**WHAT YOU SHOULD DO**.
Check every line of the data below for the word "icon". Copy the ones that have it.

- - -

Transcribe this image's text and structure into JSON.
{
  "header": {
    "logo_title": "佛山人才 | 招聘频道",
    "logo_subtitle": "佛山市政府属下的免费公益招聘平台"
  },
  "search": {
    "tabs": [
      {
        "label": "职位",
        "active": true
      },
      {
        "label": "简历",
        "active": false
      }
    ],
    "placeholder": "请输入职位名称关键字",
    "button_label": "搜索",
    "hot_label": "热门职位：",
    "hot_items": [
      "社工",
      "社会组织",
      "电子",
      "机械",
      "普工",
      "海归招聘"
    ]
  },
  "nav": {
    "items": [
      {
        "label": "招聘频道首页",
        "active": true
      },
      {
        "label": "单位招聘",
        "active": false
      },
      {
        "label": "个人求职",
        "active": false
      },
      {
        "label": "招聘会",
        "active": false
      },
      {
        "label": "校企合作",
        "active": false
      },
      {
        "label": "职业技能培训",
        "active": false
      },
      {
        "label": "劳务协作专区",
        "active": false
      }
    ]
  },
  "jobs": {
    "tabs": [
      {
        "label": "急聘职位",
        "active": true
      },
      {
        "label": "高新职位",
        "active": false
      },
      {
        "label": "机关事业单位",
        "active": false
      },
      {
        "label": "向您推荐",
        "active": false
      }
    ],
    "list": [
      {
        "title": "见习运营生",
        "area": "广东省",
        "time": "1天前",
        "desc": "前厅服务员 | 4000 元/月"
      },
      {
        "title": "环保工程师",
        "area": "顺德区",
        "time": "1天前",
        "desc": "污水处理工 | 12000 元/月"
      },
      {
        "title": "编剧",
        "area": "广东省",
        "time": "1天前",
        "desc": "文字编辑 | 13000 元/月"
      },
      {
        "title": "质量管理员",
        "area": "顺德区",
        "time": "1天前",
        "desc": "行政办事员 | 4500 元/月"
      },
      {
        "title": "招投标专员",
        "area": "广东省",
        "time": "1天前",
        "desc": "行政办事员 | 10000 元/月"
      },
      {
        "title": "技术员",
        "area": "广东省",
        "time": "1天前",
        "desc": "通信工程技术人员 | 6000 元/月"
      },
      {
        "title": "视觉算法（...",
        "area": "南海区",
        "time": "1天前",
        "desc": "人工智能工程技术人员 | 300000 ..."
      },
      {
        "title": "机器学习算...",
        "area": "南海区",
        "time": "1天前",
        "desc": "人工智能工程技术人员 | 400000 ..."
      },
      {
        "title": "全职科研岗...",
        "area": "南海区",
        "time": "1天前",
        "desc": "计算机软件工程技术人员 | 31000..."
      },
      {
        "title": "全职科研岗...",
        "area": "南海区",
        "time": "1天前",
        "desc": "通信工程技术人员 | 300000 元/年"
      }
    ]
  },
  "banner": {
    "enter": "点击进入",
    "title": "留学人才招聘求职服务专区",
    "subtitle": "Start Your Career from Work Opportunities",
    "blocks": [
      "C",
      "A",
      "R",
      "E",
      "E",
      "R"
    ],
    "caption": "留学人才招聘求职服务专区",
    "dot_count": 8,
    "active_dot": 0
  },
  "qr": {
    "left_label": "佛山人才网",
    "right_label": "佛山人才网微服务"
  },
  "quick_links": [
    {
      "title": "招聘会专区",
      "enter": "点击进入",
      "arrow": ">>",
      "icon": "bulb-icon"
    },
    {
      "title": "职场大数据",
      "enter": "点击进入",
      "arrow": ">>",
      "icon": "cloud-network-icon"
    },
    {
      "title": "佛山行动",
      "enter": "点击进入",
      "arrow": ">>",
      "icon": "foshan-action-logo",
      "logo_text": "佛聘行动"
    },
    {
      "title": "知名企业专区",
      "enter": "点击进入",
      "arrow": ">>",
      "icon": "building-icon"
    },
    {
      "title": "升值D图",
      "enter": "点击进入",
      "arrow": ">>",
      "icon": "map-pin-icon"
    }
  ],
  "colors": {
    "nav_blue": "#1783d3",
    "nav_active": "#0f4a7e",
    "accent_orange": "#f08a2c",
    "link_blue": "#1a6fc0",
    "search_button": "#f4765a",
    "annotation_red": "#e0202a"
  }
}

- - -

**EXPECTED ANSWER**.
      "icon": "bulb-icon"
      "icon": "cloud-network-icon"
      "icon": "foshan-action-logo",
      "icon": "building-icon"
      "icon": "map-pin-icon"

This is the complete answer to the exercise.